(Source records)
● ● ●

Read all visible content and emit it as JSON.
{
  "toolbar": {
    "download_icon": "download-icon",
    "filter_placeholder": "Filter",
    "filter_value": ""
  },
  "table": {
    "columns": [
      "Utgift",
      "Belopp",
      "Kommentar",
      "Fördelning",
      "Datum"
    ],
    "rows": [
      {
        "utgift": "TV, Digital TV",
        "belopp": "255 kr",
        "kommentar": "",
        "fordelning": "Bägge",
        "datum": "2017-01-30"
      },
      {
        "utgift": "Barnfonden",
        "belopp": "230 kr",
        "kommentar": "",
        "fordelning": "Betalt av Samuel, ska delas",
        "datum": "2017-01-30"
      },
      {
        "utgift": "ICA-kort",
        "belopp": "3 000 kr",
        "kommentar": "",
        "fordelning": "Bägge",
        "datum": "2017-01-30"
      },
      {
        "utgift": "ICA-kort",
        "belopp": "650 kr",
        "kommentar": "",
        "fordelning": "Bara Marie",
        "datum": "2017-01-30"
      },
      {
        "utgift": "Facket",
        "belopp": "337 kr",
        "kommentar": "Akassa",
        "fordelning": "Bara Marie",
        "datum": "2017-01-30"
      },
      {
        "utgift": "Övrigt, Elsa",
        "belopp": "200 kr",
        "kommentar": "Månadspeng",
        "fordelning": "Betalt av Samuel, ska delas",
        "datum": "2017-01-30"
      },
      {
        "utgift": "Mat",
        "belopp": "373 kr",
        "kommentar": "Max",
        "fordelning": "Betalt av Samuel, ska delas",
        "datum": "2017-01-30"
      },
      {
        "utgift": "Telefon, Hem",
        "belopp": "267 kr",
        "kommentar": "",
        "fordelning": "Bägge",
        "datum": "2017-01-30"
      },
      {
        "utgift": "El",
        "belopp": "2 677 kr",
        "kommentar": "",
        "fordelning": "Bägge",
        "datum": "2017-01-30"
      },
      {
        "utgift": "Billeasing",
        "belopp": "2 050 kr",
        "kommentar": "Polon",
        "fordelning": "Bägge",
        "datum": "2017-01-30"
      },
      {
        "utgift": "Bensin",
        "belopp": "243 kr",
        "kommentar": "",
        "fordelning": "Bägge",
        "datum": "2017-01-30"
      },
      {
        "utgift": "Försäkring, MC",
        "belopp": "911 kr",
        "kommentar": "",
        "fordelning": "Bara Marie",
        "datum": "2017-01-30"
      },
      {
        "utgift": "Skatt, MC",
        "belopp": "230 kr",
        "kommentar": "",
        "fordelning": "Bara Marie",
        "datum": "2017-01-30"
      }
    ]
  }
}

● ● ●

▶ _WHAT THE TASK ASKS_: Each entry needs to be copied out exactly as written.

▶ _ANSWER TO THE PROBLEM_:
Read all visible content and emit it as JSON.
{
  "toolbar": {
    "download_icon": "download-icon",
    "filter_placeholder": "Filter",
    "filter_value": ""
  },
  "table": {
    "columns": [
      "Utgift",
      "Belopp",
      "Kommentar",
      "Fördelning",
      "Datum"
    ],
    "rows": [
      {
        "utgift": "TV, Digital TV",
        "belopp": "255 kr",
        "kommentar": "",
        "fordelning": "Bägge",
        "datum": "2017-01-30"
      },
      {
        "utgift": "Barnfonden",
        "belopp": "230 kr",
        "kommentar": "",
        "fordelning": "Betalt av Samuel, ska delas",
        "datum": "2017-01-30"
      },
      {
        "utgift": "ICA-kort",
        "belopp": "3 000 kr",
        "kommentar": "",
        "fordelning": "Bägge",
        "datum": "2017-01-30"
      },
      {
        "utgift": "ICA-kort",
        "belopp": "650 kr",
        "kommentar": "",
        "fordelning": "Bara Marie",
        "datum": "2017-01-30"
      },
      {
        "utgift": "Facket",
        "belopp": "337 kr",
        "kommentar": "Akassa",
        "fordelning": "Bara Marie",
        "datum": "2017-01-30"
      },
      {
        "utgift": "Övrigt, Elsa",
        "belopp": "200 kr",
        "kommentar": "Månadspeng",
        "fordelning": "Betalt av Samuel, ska delas",
        "datum": "2017-01-30"
      },
      {
        "utgift": "Mat",
        "belopp": "373 kr",
        "kommentar": "Max",
        "fordelning": "Betalt av Samuel, ska delas",
        "datum": "2017-01-30"
      },
      {
        "utgift": "Telefon, Hem",
        "belopp": "267 kr",
        "kommentar": "",
        "fordelning": "Bägge",
        "datum": "2017-01-30"
      },
      {
        "utgift": "El",
        "belopp": "2 677 kr",
        "kommentar": "",
        "fordelning": "Bägge",
        "datum": "2017-01-30"
      },
      {
        "utgift": "Billeasing",
        "belopp": "2 050 kr",
        "kommentar": "Polon",
        "fordelning": "Bägge",
        "datum": "2017-01-30"
      },
      {
        "utgift": "Bensin",
        "belopp": "243 kr",
        "kommentar": "",
        "fordelning": "Bägge",
        "datum": "2017-01-30"
      },
      {
        "utgift": "Försäkring, MC",
        "belopp": "911 kr",
        "kommentar": "",
        "fordelning": "Bara Marie",
        "datum": "2017-01-30"
      },
      {
        "utgift": "Skatt, MC",
        "belopp": "230 kr",
        "kommentar": "",
        "fordelning": "Bara Marie",
        "datum": "2017-01-30"
      }
    ]
  }
}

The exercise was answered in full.